── Provided data ──

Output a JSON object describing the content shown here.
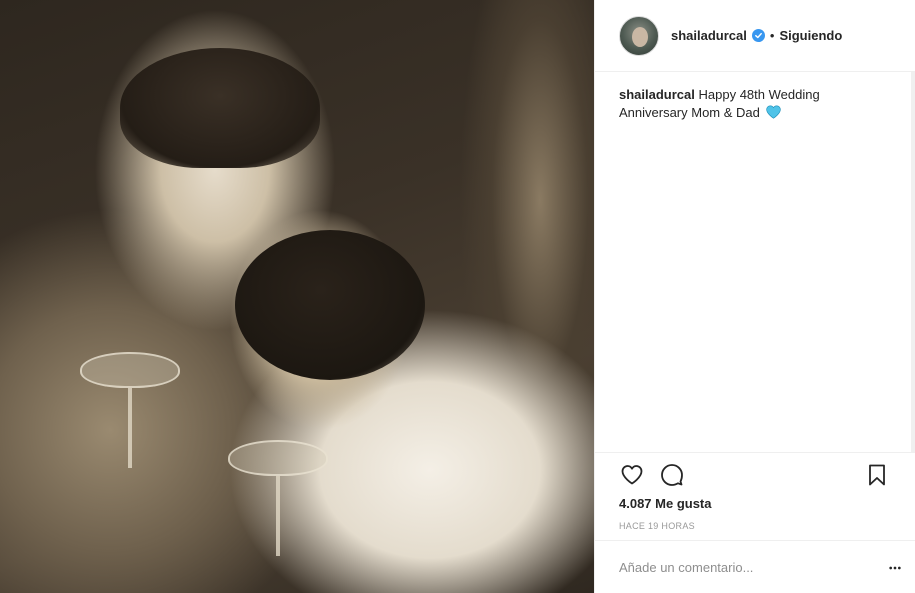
{
  "post": {
    "image_alt": "",
    "icon": "photo"
  },
  "header": {
    "avatar_icon": "profile-avatar",
    "username": "shailadurcal",
    "verified_icon": "verified-badge-icon",
    "separator": "•",
    "follow_label": "Siguiendo"
  },
  "caption": {
    "username": "shailadurcal",
    "text": "Happy 48th Wedding Anniversary Mom & Dad",
    "emoji_icon": "blue-heart-icon",
    "emoji_color": "#4fc3e8"
  },
  "actions": {
    "like_icon": "heart-icon",
    "comment_icon": "comment-icon",
    "save_icon": "bookmark-icon"
  },
  "likes": {
    "label": "4.087 Me gusta"
  },
  "timestamp": "Hace 19 horas",
  "comment": {
    "placeholder": "Añade un comentario...",
    "more_icon": "more-options-icon"
  },
  "colors": {
    "verified": "#3897f0",
    "text": "#262626",
    "muted": "#999999",
    "border": "#efefef"
  }
}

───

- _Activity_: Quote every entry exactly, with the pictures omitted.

- _Result of this task_:
Output a JSON object describing the content shown here.
{
  "post": {
    "image_alt": "",
    "icon": "photo"
  },
  "header": {
    "avatar_icon": "profile-avatar",
    "username": "shailadurcal",
    "verified_icon": "verified-badge-icon",
    "separator": "•",
    "follow_label": "Siguiendo"
  },
  "caption": {
    "username": "shailadurcal",
    "text": "Happy 48th Wedding Anniversary Mom & Dad",
    "emoji_icon": "blue-heart-icon",
    "emoji_color": "#4fc3e8"
  },
  "actions": {
    "like_icon": "heart-icon",
    "comment_icon": "comment-icon",
    "save_icon": "bookmark-icon"
  },
  "likes": {
    "label": "4.087 Me gusta"
  },
  "timestamp": "Hace 19 horas",
  "comment": {
    "placeholder": "Añade un comentario...",
    "more_icon": "more-options-icon"
  },
  "colors": {
    "verified": "#3897f0",
    "text": "#262626",
    "muted": "#999999",
    "border": "#efefef"
  }
}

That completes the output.